[RECORDS FOR THE EXERCISE]
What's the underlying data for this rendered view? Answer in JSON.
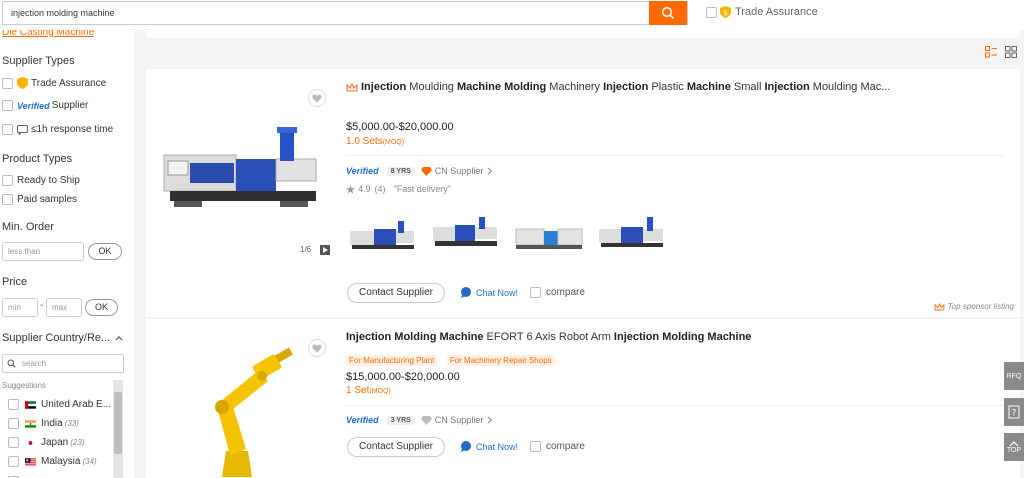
{
  "search": {
    "value": "injection molding machine"
  },
  "top_filter": {
    "trade_assurance": "Trade Assurance"
  },
  "sidebar": {
    "category_link": "Die Casting Machine",
    "supplier_types": {
      "heading": "Supplier Types",
      "trade_assurance": "Trade Assurance",
      "verified_logo": "Verified",
      "verified_label": "Supplier",
      "response": "≤1h response time"
    },
    "product_types": {
      "heading": "Product Types",
      "ready_to_ship": "Ready to Ship",
      "paid_samples": "Paid samples"
    },
    "min_order": {
      "heading": "Min. Order",
      "placeholder": "less than",
      "ok": "OK"
    },
    "price": {
      "heading": "Price",
      "min_placeholder": "min",
      "max_placeholder": "max",
      "ok": "OK",
      "dash": "-"
    },
    "country": {
      "heading": "Supplier Country/Re...",
      "search_placeholder": "search",
      "suggestions_label": "Suggestions",
      "items": [
        {
          "name": "United Arab E...",
          "count": ""
        },
        {
          "name": "India",
          "count": "(33)"
        },
        {
          "name": "Japan",
          "count": "(23)"
        },
        {
          "name": "Malaysia",
          "count": "(34)"
        }
      ]
    }
  },
  "products": [
    {
      "title_parts": [
        {
          "t": "Injection",
          "b": true
        },
        {
          "t": " Moulding ",
          "b": false
        },
        {
          "t": "Machine Molding",
          "b": true
        },
        {
          "t": " Machinery ",
          "b": false
        },
        {
          "t": "Injection",
          "b": true
        },
        {
          "t": " Plastic ",
          "b": false
        },
        {
          "t": "Machine",
          "b": true
        },
        {
          "t": " Small ",
          "b": false
        },
        {
          "t": "Injection",
          "b": true
        },
        {
          "t": " Moulding Mac...",
          "b": false
        }
      ],
      "price": "$5,000.00-$20,000.00",
      "moq_value": "1.0 Sets",
      "moq_unit": "(MOQ)",
      "verified": "Verified",
      "years": "8 YRS",
      "supplier": "CN Supplier",
      "rating": "4.9",
      "reviews": "(4)",
      "review_quote": "\"Fast delivery\"",
      "image_counter": "1/6",
      "contact": "Contact Supplier",
      "chat": "Chat Now!",
      "compare": "compare",
      "sponsor": "Top sponsor listing"
    },
    {
      "title_parts": [
        {
          "t": "Injection Molding Machine",
          "b": true
        },
        {
          "t": " EFORT 6 Axis Robot Arm ",
          "b": false
        },
        {
          "t": "Injection Molding Machine",
          "b": true
        }
      ],
      "tags": [
        "For Manufacturing Plant",
        "For Machinery Repair Shops"
      ],
      "price": "$15,000.00-$20,000.00",
      "moq_value": "1 Set",
      "moq_unit": "(MOQ)",
      "verified": "Verified",
      "years": "3 YRS",
      "supplier": "CN Supplier",
      "contact": "Contact Supplier",
      "chat": "Chat Now!",
      "compare": "compare"
    }
  ],
  "float_buttons": {
    "rfq": "RFQ",
    "top": "TOP"
  },
  "colors": {
    "accent": "#ff6a00",
    "verified_blue": "#1e6ec8"
  }
}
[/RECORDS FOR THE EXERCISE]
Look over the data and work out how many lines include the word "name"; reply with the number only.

• EXERCISE RESPONSE:
4